**The data**

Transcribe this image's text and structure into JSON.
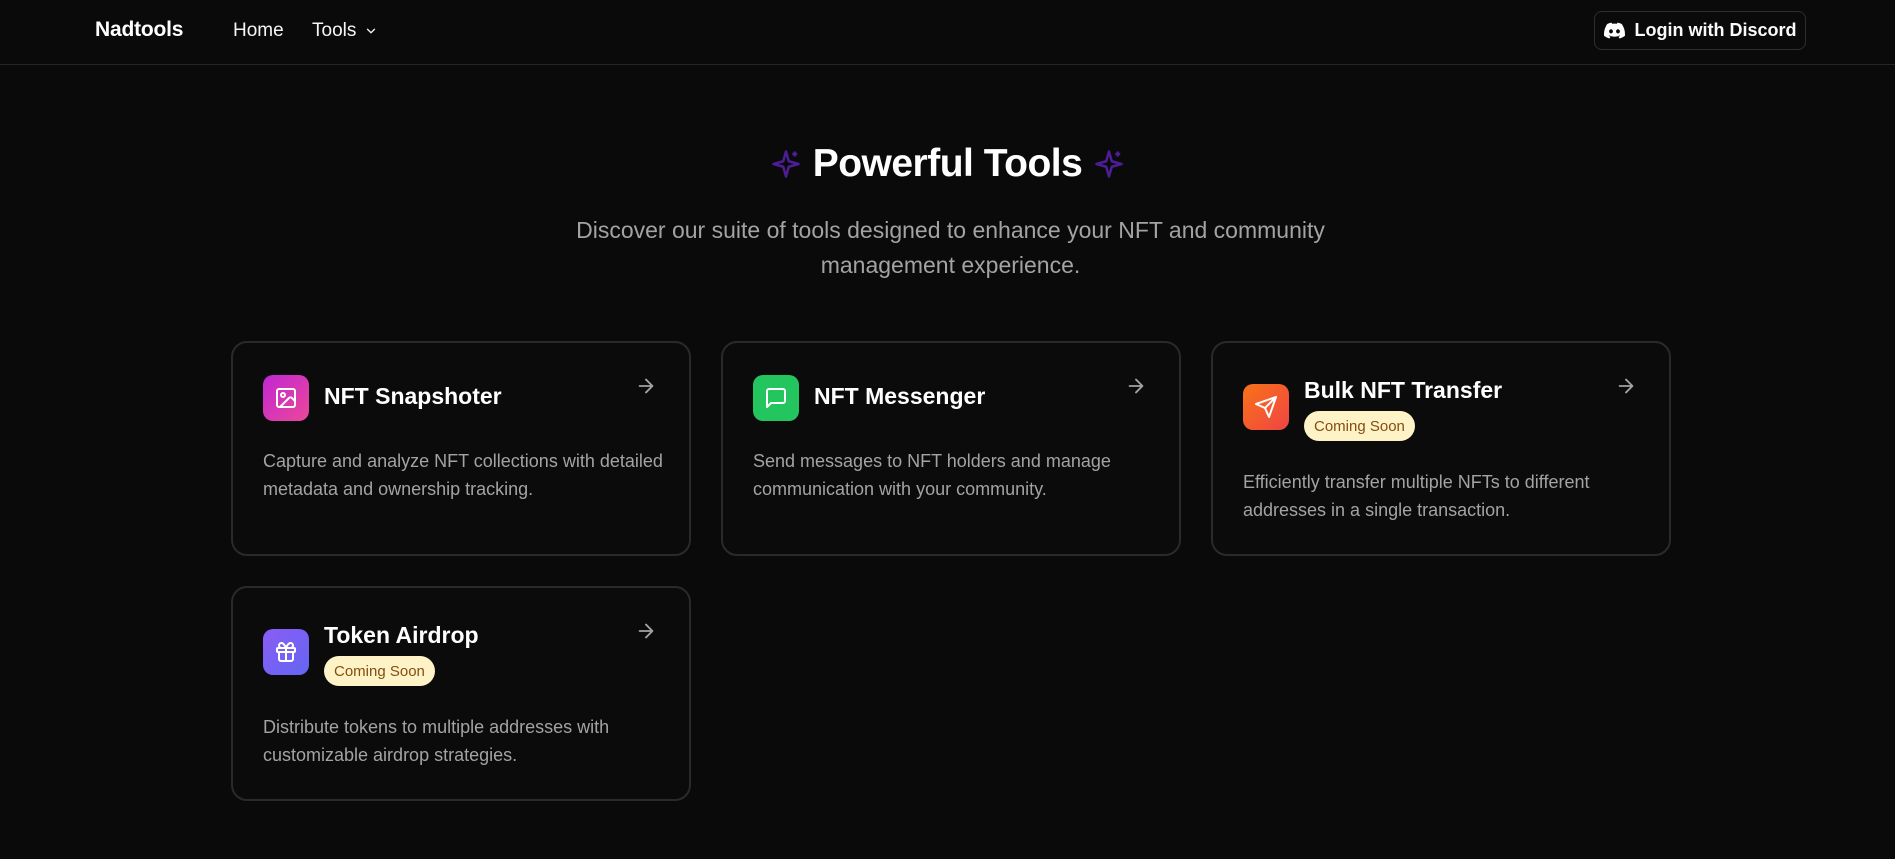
{
  "header": {
    "brand": "Nadtools",
    "nav": {
      "home": "Home",
      "tools": "Tools"
    },
    "login_label": "Login with Discord"
  },
  "hero": {
    "title": "Powerful Tools",
    "subtitle": "Discover our suite of tools designed to enhance your NFT and community management experience."
  },
  "cards": [
    {
      "title": "NFT Snapshoter",
      "icon": "image-icon",
      "accent": "#d946ef",
      "badge": "",
      "description": "Capture and analyze NFT collections with detailed metadata and ownership tracking."
    },
    {
      "title": "NFT Messenger",
      "icon": "message-square-icon",
      "accent": "#22c55e",
      "badge": "",
      "description": "Send messages to NFT holders and manage communication with your community."
    },
    {
      "title": "Bulk NFT Transfer",
      "icon": "send-icon",
      "accent": "#f97316",
      "badge": "Coming Soon",
      "description": "Efficiently transfer multiple NFTs to different addresses in a single transaction."
    },
    {
      "title": "Token Airdrop",
      "icon": "gift-icon",
      "accent": "#8b5cf6",
      "badge": "Coming Soon",
      "description": "Distribute tokens to multiple addresses with customizable airdrop strategies."
    }
  ],
  "colors": {
    "background": "#0a0a0a",
    "border": "#2a2a2a",
    "muted_text": "#a3a3a3",
    "sparkle": "#4c1d95",
    "badge_bg": "#fef3c7",
    "badge_text": "#854d0e"
  }
}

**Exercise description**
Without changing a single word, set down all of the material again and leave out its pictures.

**Solution for this task**
Transcribe this image's text and structure into JSON.
{
  "header": {
    "brand": "Nadtools",
    "nav": {
      "home": "Home",
      "tools": "Tools"
    },
    "login_label": "Login with Discord"
  },
  "hero": {
    "title": "Powerful Tools",
    "subtitle": "Discover our suite of tools designed to enhance your NFT and community management experience."
  },
  "cards": [
    {
      "title": "NFT Snapshoter",
      "icon": "image-icon",
      "accent": "#d946ef",
      "badge": "",
      "description": "Capture and analyze NFT collections with detailed metadata and ownership tracking."
    },
    {
      "title": "NFT Messenger",
      "icon": "message-square-icon",
      "accent": "#22c55e",
      "badge": "",
      "description": "Send messages to NFT holders and manage communication with your community."
    },
    {
      "title": "Bulk NFT Transfer",
      "icon": "send-icon",
      "accent": "#f97316",
      "badge": "Coming Soon",
      "description": "Efficiently transfer multiple NFTs to different addresses in a single transaction."
    },
    {
      "title": "Token Airdrop",
      "icon": "gift-icon",
      "accent": "#8b5cf6",
      "badge": "Coming Soon",
      "description": "Distribute tokens to multiple addresses with customizable airdrop strategies."
    }
  ],
  "colors": {
    "background": "#0a0a0a",
    "border": "#2a2a2a",
    "muted_text": "#a3a3a3",
    "sparkle": "#4c1d95",
    "badge_bg": "#fef3c7",
    "badge_text": "#854d0e"
  }
}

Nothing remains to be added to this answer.